▶ _Your instructions_
Which of the lines below hold the word "Brazil"? Pull each of them out.

▶ _Component data from apps and pages_
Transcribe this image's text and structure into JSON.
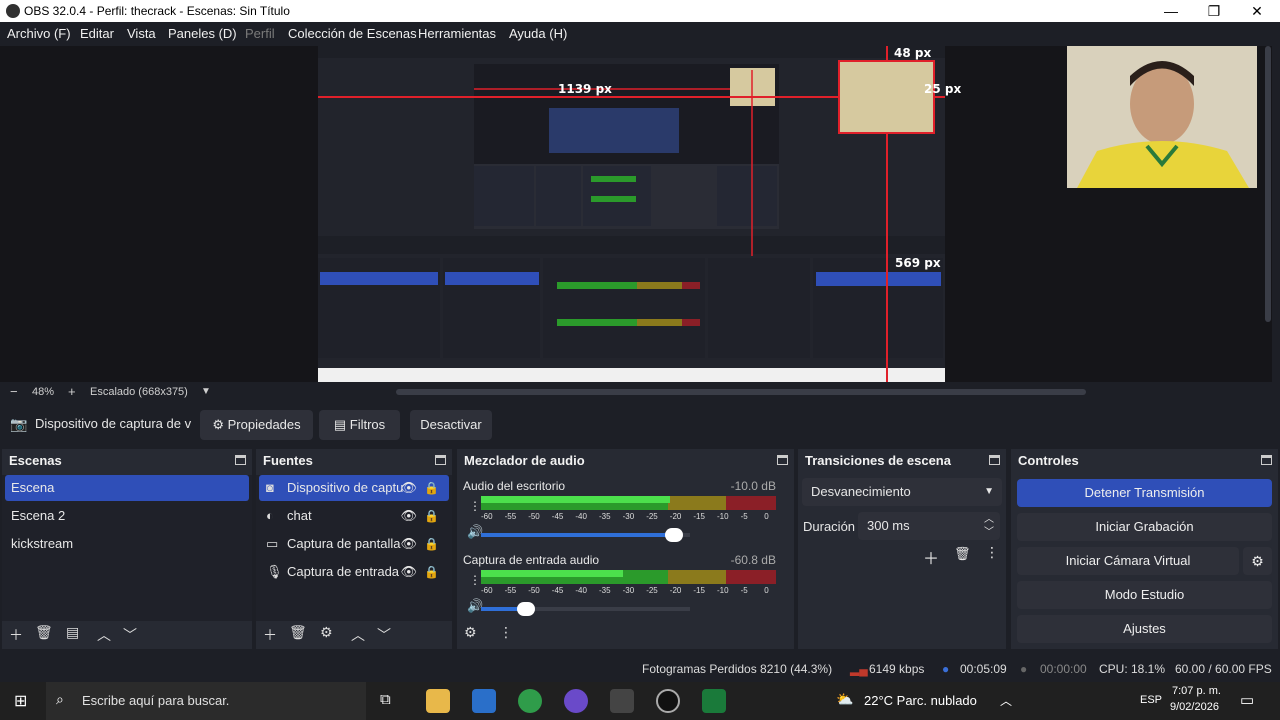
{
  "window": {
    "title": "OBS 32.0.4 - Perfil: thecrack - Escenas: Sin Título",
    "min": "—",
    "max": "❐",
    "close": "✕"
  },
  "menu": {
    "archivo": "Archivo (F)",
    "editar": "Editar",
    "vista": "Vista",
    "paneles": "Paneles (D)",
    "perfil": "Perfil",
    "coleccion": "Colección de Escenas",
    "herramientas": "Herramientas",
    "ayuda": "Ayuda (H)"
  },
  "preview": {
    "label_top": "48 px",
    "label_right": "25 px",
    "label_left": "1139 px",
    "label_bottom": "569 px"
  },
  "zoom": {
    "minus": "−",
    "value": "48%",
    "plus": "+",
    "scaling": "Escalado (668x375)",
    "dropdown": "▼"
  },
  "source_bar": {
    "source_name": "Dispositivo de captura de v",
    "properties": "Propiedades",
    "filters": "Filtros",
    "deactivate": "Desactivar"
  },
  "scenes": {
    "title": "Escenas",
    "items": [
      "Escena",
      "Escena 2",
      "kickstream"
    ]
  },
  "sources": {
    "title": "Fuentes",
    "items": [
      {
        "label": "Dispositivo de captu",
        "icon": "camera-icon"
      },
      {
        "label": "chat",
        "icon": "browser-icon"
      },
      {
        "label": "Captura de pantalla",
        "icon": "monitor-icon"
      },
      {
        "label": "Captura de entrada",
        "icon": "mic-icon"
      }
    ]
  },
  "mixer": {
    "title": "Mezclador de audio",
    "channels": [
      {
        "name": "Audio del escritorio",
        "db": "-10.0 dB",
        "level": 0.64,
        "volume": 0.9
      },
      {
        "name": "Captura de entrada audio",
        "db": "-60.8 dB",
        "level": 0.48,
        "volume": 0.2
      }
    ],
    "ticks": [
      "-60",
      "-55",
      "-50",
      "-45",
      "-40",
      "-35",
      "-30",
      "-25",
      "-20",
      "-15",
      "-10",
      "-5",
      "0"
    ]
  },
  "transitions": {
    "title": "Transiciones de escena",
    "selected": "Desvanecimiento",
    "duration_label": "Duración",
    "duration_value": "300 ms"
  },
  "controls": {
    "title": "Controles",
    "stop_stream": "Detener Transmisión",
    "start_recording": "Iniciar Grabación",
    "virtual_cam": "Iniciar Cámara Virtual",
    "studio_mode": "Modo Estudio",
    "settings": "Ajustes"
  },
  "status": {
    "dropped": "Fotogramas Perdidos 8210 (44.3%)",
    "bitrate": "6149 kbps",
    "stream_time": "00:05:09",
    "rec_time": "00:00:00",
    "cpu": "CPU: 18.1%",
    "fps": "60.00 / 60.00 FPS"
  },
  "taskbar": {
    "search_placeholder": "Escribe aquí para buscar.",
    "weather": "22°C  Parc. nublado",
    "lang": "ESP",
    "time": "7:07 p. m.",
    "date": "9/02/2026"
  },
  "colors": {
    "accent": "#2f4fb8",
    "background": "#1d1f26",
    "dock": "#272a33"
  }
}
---
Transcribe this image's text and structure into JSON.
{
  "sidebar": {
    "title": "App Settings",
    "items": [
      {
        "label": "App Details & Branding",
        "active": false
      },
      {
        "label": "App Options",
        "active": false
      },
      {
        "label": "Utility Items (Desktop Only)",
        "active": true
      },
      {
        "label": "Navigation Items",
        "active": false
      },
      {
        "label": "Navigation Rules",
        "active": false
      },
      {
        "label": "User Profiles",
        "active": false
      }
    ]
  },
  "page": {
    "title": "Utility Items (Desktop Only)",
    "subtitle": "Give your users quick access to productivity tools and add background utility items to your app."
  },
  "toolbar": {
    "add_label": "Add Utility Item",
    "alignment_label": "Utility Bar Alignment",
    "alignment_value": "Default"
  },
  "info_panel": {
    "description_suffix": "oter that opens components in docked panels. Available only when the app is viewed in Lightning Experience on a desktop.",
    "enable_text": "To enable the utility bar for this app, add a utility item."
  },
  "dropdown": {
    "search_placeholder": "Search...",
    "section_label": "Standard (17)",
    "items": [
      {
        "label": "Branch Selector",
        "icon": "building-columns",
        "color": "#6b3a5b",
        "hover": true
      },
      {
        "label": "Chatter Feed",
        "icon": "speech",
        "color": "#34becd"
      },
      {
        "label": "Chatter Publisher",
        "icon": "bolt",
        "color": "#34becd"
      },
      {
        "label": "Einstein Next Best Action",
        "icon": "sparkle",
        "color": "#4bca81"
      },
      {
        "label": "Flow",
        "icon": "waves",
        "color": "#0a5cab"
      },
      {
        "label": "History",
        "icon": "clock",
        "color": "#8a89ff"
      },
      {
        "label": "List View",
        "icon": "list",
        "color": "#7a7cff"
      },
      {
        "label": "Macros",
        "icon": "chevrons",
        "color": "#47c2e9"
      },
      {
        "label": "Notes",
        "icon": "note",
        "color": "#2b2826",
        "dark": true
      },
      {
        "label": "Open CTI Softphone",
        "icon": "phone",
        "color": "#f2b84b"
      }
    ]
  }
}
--
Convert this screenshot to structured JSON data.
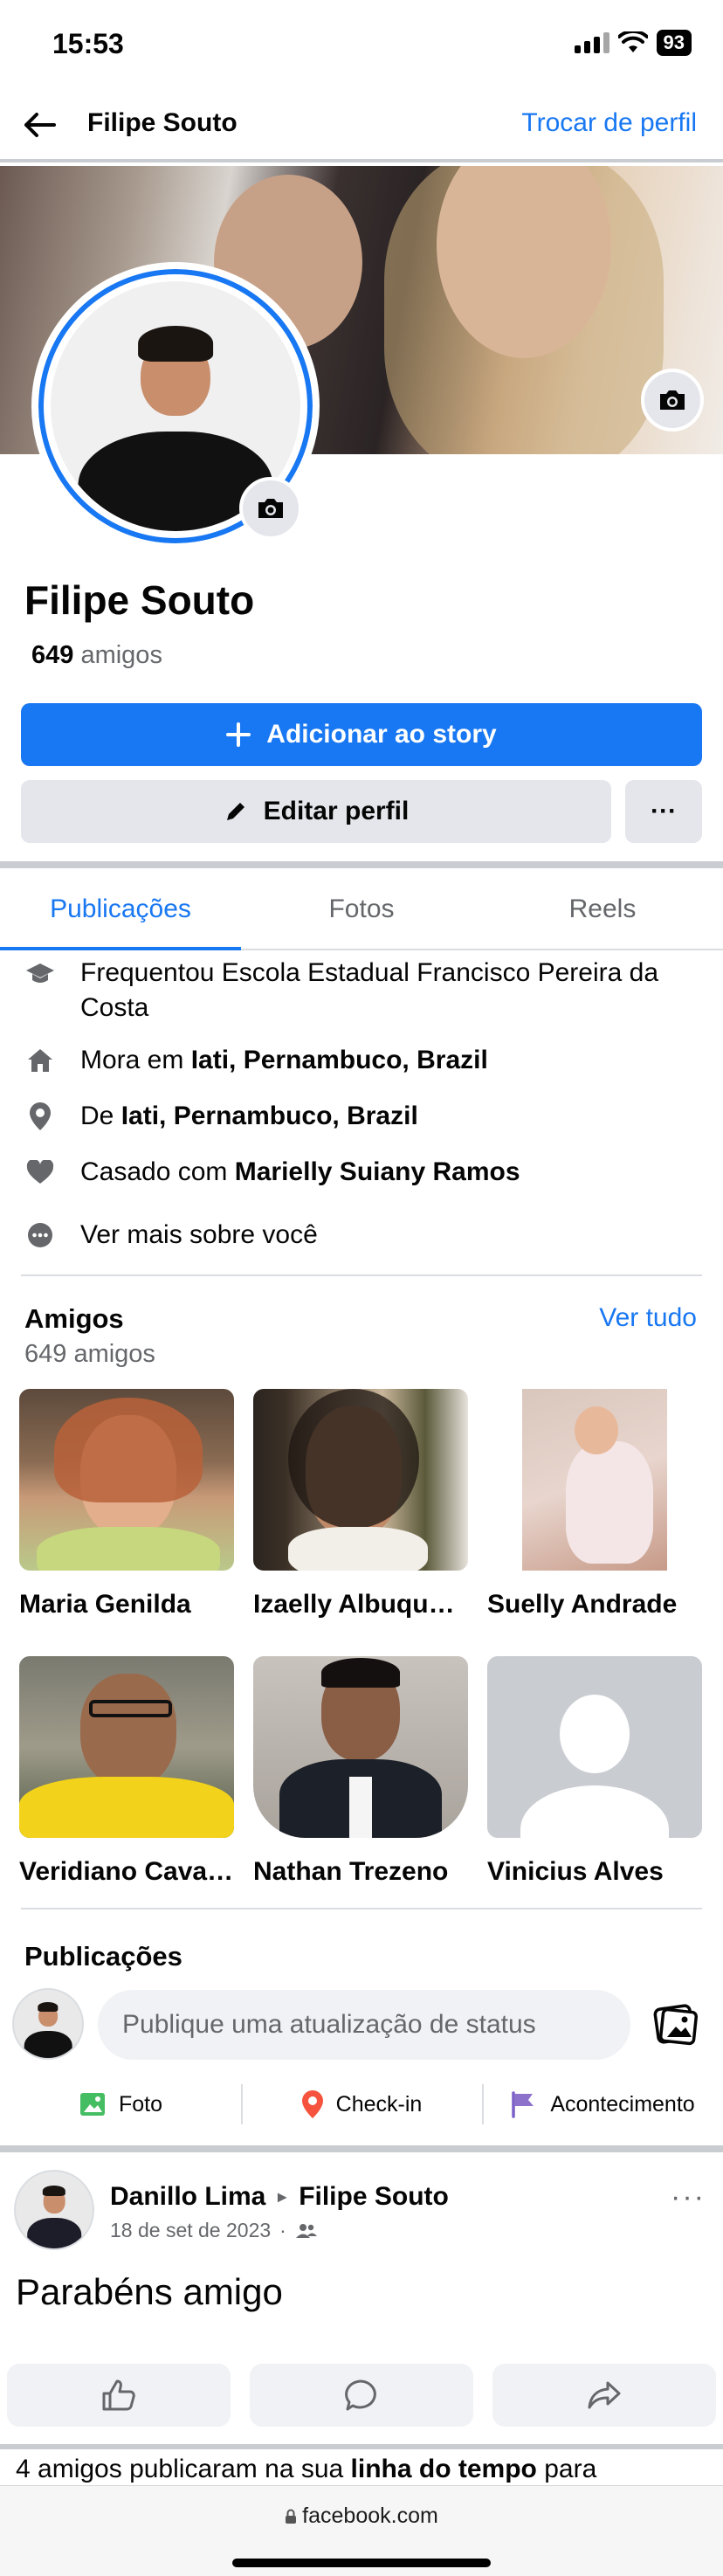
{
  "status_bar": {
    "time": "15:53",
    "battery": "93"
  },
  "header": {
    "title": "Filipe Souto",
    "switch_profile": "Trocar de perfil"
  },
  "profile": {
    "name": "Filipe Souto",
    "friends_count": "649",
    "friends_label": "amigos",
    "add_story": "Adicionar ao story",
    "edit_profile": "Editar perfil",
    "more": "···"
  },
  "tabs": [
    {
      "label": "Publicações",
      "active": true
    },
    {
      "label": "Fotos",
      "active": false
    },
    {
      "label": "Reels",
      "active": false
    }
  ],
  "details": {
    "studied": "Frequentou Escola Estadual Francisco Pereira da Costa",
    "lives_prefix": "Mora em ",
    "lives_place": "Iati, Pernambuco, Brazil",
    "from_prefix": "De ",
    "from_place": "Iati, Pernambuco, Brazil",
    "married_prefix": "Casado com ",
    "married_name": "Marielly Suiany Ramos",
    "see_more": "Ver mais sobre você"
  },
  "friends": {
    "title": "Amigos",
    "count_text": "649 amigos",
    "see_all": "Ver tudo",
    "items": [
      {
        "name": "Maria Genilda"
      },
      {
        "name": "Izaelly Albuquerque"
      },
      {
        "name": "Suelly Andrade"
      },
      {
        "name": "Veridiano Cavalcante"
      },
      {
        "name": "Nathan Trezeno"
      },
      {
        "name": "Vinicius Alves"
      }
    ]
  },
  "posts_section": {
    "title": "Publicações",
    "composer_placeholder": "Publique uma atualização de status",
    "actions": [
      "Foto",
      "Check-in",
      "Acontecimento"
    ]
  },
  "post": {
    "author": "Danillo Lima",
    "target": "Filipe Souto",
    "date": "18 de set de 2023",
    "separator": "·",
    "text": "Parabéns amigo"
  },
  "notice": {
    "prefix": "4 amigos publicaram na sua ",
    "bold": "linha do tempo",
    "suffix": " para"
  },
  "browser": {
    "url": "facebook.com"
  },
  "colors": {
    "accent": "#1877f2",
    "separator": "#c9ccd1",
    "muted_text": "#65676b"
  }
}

▶ _Response to this exercise_
    "lives_place": "Iati, Pernambuco, Brazil",
    "from_place": "Iati, Pernambuco, Brazil",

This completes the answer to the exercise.